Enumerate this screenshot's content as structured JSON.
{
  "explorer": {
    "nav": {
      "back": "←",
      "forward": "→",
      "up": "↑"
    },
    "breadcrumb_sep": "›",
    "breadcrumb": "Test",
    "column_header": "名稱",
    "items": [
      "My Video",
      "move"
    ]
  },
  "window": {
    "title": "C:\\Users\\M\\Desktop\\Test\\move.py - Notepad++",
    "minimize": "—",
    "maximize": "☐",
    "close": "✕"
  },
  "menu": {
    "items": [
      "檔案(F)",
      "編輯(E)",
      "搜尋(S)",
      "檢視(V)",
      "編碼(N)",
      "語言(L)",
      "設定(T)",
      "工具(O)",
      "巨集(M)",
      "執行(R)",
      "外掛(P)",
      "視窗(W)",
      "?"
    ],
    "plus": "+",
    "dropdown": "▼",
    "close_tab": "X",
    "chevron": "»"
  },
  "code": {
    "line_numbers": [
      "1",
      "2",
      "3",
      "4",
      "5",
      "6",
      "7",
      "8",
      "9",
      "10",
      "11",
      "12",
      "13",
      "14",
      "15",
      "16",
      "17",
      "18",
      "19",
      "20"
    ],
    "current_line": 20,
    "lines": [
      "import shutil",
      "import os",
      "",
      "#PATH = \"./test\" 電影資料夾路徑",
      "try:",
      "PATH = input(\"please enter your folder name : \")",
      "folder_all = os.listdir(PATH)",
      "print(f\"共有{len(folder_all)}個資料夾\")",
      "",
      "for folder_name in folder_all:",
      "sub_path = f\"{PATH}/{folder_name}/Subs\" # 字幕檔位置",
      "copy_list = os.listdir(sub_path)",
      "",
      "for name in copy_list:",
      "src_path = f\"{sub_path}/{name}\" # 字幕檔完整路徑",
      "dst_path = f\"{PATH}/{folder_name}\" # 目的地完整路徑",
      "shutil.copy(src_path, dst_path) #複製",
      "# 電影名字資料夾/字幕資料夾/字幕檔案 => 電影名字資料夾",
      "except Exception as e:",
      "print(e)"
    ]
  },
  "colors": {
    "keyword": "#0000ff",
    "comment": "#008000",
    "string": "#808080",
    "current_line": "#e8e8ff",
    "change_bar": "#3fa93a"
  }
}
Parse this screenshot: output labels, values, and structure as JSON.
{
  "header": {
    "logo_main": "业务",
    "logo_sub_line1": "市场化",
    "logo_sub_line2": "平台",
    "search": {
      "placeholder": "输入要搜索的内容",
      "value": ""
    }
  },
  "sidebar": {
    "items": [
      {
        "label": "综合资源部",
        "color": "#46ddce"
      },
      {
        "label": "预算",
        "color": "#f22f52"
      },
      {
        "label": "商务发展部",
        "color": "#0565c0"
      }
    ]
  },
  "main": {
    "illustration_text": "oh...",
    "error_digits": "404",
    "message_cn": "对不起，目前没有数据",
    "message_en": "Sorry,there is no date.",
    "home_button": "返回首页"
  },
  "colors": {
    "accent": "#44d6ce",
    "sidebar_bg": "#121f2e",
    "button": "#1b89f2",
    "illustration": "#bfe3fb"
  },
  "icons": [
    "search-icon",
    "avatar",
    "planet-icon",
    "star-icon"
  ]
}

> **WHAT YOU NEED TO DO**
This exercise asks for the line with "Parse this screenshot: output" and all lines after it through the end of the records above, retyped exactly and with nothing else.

> **REPLY TO THE TASK**
Parse this screenshot: output labels, values, and structure as JSON.
{
  "header": {
    "logo_main": "业务",
    "logo_sub_line1": "市场化",
    "logo_sub_line2": "平台",
    "search": {
      "placeholder": "输入要搜索的内容",
      "value": ""
    }
  },
  "sidebar": {
    "items": [
      {
        "label": "综合资源部",
        "color": "#46ddce"
      },
      {
        "label": "预算",
        "color": "#f22f52"
      },
      {
        "label": "商务发展部",
        "color": "#0565c0"
      }
    ]
  },
  "main": {
    "illustration_text": "oh...",
    "error_digits": "404",
    "message_cn": "对不起，目前没有数据",
    "message_en": "Sorry,there is no date.",
    "home_button": "返回首页"
  },
  "colors": {
    "accent": "#44d6ce",
    "sidebar_bg": "#121f2e",
    "button": "#1b89f2",
    "illustration": "#bfe3fb"
  },
  "icons": [
    "search-icon",
    "avatar",
    "planet-icon",
    "star-icon"
  ]
}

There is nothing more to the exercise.